[Website and app data records]
------------------------

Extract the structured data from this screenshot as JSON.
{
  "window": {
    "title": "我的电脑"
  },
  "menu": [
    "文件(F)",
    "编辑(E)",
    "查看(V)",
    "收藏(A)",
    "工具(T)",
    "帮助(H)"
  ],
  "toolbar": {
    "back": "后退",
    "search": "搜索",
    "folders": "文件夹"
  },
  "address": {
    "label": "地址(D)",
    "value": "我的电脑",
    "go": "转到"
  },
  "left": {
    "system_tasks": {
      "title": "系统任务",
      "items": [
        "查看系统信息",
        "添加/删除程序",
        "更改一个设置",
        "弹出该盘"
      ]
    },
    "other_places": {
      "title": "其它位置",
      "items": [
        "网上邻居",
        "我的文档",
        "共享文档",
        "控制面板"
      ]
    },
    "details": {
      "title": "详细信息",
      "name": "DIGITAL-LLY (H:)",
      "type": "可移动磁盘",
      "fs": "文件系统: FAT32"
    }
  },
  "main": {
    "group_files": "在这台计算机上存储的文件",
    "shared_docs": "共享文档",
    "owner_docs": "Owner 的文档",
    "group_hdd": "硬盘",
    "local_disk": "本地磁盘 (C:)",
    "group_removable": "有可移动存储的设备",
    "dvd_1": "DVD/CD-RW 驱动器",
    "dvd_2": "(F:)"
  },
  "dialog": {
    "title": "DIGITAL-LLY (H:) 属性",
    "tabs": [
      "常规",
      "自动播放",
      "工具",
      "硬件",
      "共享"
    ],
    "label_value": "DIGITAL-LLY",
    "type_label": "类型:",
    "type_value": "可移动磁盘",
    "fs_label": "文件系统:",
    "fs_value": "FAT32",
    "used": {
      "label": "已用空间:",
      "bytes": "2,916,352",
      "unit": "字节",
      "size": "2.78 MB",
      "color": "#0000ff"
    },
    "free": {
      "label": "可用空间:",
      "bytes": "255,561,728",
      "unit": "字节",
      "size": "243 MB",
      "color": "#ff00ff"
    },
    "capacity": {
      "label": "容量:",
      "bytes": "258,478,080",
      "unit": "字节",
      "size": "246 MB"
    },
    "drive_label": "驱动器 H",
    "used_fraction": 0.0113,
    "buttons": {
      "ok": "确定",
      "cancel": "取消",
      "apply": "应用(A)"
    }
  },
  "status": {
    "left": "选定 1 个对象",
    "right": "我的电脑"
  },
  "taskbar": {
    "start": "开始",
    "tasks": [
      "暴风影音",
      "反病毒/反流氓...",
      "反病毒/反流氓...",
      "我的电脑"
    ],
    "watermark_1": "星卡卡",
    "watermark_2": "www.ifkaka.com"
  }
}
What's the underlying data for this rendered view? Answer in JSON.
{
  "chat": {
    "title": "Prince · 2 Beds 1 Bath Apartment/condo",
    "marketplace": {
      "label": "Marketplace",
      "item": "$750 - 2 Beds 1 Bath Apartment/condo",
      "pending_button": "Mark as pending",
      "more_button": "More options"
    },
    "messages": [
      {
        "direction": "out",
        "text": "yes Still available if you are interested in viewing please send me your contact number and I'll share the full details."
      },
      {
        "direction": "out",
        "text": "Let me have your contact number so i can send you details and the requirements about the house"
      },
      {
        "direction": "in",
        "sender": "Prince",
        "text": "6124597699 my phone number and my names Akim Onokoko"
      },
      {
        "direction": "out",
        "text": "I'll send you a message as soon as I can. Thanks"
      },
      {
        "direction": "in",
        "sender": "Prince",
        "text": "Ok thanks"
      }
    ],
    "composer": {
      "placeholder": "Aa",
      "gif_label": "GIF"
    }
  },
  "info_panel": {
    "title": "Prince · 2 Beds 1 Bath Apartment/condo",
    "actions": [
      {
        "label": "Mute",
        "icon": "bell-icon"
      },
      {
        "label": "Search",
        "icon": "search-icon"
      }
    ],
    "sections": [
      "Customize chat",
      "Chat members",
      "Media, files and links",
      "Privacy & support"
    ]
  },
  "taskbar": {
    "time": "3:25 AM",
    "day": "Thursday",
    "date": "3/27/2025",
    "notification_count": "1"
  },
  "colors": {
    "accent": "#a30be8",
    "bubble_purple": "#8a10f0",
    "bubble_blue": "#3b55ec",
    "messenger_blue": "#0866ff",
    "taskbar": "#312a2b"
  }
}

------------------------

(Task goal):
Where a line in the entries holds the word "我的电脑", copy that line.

(Result of the exercise):
    "title": "我的电脑"
    "value": "我的电脑",
    "right": "我的电脑"
      "我的电脑"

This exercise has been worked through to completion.